Noob question, but hopefully someone can help me out here. I'm transitioning from init.d to systemd on my RPi running Linux, as I'm told it would cut my boot time in half.

My init script requires sudo as it needs to access GPIO components.

init.d service

My /etc/init.d/hue command looked like this before:

sudo python /home/pi/hue/app.py

systemd service

Description=Hue Controller

ExecStart=sudo /usr/bin/python /home/pi/hue/app.py


When I run $ systemctl start hue.service the following error message:

Failed to issue method call: Access denied

I've been tinkering with things for hours now and I haven't gotten around this issue. I've tried putting the ExecStart script in another bash file and pointing to that, changing my etc/sudoers to allow all for root, but nothing is working.

Any ideas?

  • Why not sudo systemctl start hue.service? I've not noticed systemd making any difference to my boot times. I have a fairly standard system and it still takes 45 seconds before my userland stuff starts on the Pi. – joan Jan 11 '15 at 9:01
  • Agree w/ joan that systemd will probably not make such a big difference to boot times on a single core system (I haven't noticed one either). It is somewhat nicer to use than the old debian twist on SysV though. – goldilocks Jan 11 '15 at 14:04
  • Note that further questions about systemd are more appropriate to the Unix & Linux Exchange. – goldilocks Jan 11 '15 at 14:13

Init services run as root. Do not include sudo in service files run by init, regardless of whether it is SysV or systemd.

I would try [but please see comments, this is a bit personal preference]:




Then in /home/pi/bin/hue.sh:


export PATH=/usr/local/bin:/bin:/usr/bin:/sbin:/usr/sbin
python /home/pi/hue/app.py &> /dev/null &

Note the & at the end to ensure this forks, since we have said this is forking. If app.py does this itself (i.e., daemonizes), you could invoke it directly from ExecStart.

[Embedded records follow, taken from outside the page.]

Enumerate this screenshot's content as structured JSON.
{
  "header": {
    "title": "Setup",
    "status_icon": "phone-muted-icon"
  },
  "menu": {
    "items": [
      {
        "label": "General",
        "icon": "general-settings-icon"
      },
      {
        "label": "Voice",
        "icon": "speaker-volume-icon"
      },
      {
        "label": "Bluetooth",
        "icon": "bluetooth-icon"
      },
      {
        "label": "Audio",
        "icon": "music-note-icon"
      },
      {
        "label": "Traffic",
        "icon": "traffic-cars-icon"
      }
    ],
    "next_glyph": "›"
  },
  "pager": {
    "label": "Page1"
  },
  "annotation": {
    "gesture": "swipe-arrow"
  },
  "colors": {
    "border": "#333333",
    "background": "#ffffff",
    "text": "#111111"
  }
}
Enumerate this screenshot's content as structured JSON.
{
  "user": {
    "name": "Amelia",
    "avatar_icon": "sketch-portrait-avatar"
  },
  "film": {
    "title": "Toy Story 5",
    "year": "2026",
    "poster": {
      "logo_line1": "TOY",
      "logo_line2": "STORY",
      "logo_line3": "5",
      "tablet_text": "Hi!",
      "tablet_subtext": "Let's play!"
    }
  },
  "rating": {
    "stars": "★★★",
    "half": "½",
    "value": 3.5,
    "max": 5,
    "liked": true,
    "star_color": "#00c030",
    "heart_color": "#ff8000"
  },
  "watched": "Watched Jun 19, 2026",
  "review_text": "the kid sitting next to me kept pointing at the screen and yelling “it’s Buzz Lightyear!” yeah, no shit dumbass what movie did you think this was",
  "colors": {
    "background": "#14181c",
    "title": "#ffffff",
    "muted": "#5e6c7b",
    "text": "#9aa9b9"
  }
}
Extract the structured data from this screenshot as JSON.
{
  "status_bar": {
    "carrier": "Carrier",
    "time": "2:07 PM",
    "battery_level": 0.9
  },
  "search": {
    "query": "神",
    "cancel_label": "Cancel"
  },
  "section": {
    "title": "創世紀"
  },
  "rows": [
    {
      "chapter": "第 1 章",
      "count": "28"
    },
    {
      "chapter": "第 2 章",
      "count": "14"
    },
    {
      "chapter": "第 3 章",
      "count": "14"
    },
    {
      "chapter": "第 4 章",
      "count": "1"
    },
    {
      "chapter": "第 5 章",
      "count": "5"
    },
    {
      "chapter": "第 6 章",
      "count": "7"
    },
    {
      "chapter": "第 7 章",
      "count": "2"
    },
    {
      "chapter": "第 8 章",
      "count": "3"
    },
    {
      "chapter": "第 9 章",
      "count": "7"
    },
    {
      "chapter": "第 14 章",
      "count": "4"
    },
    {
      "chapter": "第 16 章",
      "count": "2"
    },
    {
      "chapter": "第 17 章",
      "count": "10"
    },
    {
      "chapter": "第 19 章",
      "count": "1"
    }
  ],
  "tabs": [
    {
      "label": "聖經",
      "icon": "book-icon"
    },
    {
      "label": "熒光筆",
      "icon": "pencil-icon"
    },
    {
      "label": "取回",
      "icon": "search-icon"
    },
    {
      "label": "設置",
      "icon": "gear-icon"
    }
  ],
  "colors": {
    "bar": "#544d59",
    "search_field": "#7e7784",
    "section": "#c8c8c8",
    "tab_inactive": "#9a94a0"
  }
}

You might prefer to replace &> /dev/null w/ &> /tmp/app.py.log for debugging purposes.

  • Yes, thank you so much! Just a note, it needs to have [Install] WantedBy=multi-user.target at the end of the service file or it will throw an error. Also, what does local-fs.target mean for "Requires" and "After"? – Nick Jonas Jan 11 '15 at 18:29
  • Yeah, I suppose that's not complete -- I meant I'd include at least those fields and try forking instead of simple. WRT to local-fs.target, this is to make sure it's run after the root filesystem is mounted read-write. Most things do, but without that there's no guarantee. – goldilocks Jan 11 '15 at 18:51
  • 1
    A lot of the changes you recommended are not necessary. systemd does not require that services fork, in fact it's much easier with systemd to not fork, just keep the service type simple. Also, don't bother redirecting the output to /dev/null or to a file, systemd automatically collects all of that and stores it in the journal so that you can see what's going on with your service. The only change that was really needed was dropping the sudo from the ExecStart. – jcollie May 3 '15 at 1:31
  • @jccollie I admit my understanding of systemd is far from perfect and you are certainly correct by the man page -- I think I came to use this model via experimentation and it has been the most foolproof one for me; I've been through some personal frustration getting plain jane services such as this to work under systemd (I still like it more than SysV though)... – goldilocks May 3 '15 at 10:32
  • ...However, I don't think "not necessary" amounts to incorrect/inefficient/somehow problematic here though (beyond an extra shell that could be fixed with exec), so I've let it stand but removed the "must fork" bit and added a reference to these comments. Thank you for your answer, BTW. – goldilocks May 3 '15 at 10:32

The only change that should be necessary is to drop the sudo from the ExecStart line:

Description=Hue Controller

ExecStart=/usr/bin/python /home/pi/hue/app.py


Your Answer

By clicking “Post Your Answer”, you agree to our terms of service, privacy policy and cookie policy

Not the answer you're looking for? Browse other questions tagged or ask your own question.